I saw a post on audiobooks, where a frequent contributor was lamenting the fact that he couldn’t find newly released books on Amazon, yet could find them on audiobooks.com (sells audio versions of books). That caught my attention, and it reminded me of another point that I’ve observed about the ebook phenomenon–high prices. And it’s mostly caused by the fact that publishers now pretty much have a monopoly on ebooks.
Publishers insist on putting DRM (copy protection) on their ebooks. That translates to the fact that if you buy a Kindle from Amazon, you’re pretty much stuck with buying books from them. If you have a Nook (from Barnes and Noble), you can’t read an Amazon ebook.
There are a few exceptions, depending on what format you download in, but for the most part, you’re locked into one vendor or the other. If you have a smart phone, tablet, etc., you can download the software for either vendor, but then you have to have two different apps that you need to switch between. As a result of all these problems, I’ve sworn off both vendors and only buy from sites that give me a DRM free, epub version. I can then keep all my books in one place, and I can easily share them between devices via dropbox. Or (horrors), give one to a friend.
The site I buy most of my books from now is fictionwise.com. The books are generally under $10, and you can download books in a variety of formats, including epub, which is probably the most universal ebook format. Amazon will tell you their format is epub too, but it’s also got DRM as part of the format, so you can’t read on any device except theirs.
There are other sites, too, that are, unfortunately, looked on as pirate sites, although they aren’t really. For instance. tuebl.com lets you download many popular books free. The same books that you have to pay to download from Amazon or B&N. Tuebl is trying to educate people to the concept of sharing books without impediment. Any impediment, including DRM protection. Their premise is that unless the author specifically asks them to remove a book, anyone should be able to read it. It’s a very refreshing idea, especially seeing how publishers have manipulated the simple concept of buying a book into a technical nightmare.

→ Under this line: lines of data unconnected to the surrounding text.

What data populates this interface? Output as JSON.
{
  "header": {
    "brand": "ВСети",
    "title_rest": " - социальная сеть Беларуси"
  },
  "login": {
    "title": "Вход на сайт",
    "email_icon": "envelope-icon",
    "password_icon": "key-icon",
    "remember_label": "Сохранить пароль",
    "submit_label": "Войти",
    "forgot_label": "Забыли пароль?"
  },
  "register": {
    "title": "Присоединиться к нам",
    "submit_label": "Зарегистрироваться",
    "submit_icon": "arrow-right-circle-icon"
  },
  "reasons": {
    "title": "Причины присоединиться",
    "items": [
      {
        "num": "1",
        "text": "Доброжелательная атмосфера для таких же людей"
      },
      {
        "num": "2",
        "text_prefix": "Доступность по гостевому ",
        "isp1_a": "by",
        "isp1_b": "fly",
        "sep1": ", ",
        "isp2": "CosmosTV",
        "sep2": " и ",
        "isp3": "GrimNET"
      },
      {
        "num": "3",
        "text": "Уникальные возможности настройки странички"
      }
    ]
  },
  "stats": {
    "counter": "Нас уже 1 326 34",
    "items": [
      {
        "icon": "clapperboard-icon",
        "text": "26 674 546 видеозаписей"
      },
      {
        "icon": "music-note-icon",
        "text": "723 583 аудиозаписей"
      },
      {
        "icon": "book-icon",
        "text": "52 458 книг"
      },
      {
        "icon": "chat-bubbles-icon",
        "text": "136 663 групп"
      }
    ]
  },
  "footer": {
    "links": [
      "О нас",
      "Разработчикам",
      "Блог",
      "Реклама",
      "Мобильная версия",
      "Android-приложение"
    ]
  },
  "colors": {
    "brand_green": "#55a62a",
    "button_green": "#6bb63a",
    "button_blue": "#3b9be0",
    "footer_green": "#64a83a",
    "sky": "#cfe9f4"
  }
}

Has the publishing industry not learned from the lesson of the RIAA’s attempt to squash people copying music? We’ve all heard the stories of the RIAA suing a mom whose children downloaded music from Napster. As a result, a person who has done nothing wrong (but had a child who found a way to get free music), is sued by the RIAA for thousands of dollars. The RAII did this to hundreds of moms and teenagers over the years. Did it stop people from downloading music? Not in the least.
But as a result, we now have iTunes and Amazon selling music by the track instead of having to buy a whole album, at reasonable prices. If the music industry had tried that tack originally, they would have saved a lot of families a lot of grief. And made more money during the time they were trying to resuscitate a dead approach.
Does the book industry not see a parallel to this? And incidentally, the movie industry tried (and failed) to copy copy protect VHS tapes the same way.
I realize that Amazon and B&N are just trying to make a buck, and the book publishers are enforcing this on them. But at the same time, the only way to protest is to stop buying books from them. Alas, I miss being able to download the latest copy of the latest hot book, but I refuse to buy into their game.
I’ve recently downloaded Zinio, which is a huge marketer of emagazines, and there’s more than enough material to keep my reading habits fed. And their prices are very reasonable. Unlike Amazon and B&N that want me to pay hardback prices for new books. Come on, $15 for an electronic version of a book that I can buy a year later for $8 or $10 is ridiculous. The original idea behind that is that hardback books are costlier to produce than paperbacks. So, why is it perpetuated for an electronic file? Ridiculous.
So, as far as I’m concerned, die Amazon, die.